As you can see, the image at this point is still a long way from the final mono image I created. The slight blue colour cast to the image is caused by the filter so it’s important to always shoot in RAW format so you can adjust this in post-processing. However, as I was going to change this to mono the white balance isn’t critical but I would still recommend always shooting in RAW format to give the best image quality and flexibility when it comes to editing.
I began my importing the RAW images into Lightroom so I could choose the best image from the set in terms of cloud movement. I would normally then go ahead and develop the image in Lightroom but, in this case, I opened the RAW image into Silver Efex Pro – which is a Lightroom plug-in specifically designed for black and white conversions. There are many presets in Silver Efex Pro for basic conversions but as I had a specific low key, moody image in mind I made all the adjustments manually. The options in Silver Efex Pro are endless and would take too long to go into here. Once I was happy with the black and white conversion the saved image was automatically transferred back to Lightroom where I could make final adjustments like adding a bit of film grain. You can add grain in Silver Efex Pro but you can’t go back and change it later, so I prefer to add it in Lightroom where it can be adjusted or even removed again if required. I didn’t time how long the editing process took me but I’d say the total time spent between Lightroom and Silver Efex was about 30-45 mins
Overall, between the shooting and processing, I would place the difficulty of this technique around 8 out of 10. It does require a bit of patience to get right and also a certain amount of expensive kit and a good working knowledge of camera settings, so I wouldn’t say it’s for suitable for outright beginners, but hopefully it’s given some help to those looking to advance their skills.

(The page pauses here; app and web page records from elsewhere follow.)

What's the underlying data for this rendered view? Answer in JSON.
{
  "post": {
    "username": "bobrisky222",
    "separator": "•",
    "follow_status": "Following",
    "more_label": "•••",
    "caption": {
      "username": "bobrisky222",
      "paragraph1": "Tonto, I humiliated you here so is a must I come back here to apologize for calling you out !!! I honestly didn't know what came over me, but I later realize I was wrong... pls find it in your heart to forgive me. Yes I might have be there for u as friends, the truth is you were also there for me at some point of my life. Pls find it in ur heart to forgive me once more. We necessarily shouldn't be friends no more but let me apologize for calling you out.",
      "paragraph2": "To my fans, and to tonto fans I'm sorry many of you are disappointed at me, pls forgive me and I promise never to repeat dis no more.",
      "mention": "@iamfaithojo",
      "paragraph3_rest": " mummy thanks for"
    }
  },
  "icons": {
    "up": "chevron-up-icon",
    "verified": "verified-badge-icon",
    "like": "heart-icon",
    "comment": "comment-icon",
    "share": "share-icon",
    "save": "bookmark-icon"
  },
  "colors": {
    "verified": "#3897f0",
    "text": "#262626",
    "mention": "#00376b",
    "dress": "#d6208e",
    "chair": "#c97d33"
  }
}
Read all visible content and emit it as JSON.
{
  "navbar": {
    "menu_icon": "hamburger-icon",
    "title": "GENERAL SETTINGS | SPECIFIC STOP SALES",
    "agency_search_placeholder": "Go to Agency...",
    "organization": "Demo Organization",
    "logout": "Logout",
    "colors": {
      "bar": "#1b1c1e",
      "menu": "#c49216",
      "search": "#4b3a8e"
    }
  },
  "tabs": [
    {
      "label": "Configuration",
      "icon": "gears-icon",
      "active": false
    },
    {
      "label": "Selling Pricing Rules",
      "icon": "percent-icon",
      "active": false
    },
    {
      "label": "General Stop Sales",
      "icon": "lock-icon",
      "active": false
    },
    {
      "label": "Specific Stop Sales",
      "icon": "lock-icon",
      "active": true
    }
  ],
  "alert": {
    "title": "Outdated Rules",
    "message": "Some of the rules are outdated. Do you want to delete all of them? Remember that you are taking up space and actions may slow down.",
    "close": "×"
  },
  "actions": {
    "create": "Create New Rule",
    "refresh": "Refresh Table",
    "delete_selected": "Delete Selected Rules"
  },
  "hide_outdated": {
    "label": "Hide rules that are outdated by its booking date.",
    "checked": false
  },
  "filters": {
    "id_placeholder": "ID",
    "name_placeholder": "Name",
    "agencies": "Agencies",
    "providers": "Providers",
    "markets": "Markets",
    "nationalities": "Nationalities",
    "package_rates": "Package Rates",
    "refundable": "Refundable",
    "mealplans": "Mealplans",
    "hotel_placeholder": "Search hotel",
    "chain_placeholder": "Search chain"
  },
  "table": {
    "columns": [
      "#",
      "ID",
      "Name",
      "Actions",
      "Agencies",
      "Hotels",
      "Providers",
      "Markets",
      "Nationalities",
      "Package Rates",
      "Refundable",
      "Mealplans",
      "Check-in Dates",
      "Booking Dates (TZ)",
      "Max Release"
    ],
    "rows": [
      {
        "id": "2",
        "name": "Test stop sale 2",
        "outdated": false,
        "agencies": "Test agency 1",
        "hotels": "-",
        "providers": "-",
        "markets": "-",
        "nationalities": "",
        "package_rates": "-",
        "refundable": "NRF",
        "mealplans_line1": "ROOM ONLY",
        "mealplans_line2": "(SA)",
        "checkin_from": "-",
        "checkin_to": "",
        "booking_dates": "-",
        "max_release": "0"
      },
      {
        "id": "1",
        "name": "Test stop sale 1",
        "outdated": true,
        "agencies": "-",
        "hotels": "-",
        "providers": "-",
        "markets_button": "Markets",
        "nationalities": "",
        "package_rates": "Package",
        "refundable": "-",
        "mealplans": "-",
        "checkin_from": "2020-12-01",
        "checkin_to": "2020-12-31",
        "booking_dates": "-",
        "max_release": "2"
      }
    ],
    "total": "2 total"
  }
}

You can find out more about the competition here: http://www.wexphotographic.com/blog/have-you-got-what-it-takes-to-be-the-wex-photographer-of-the-year-2015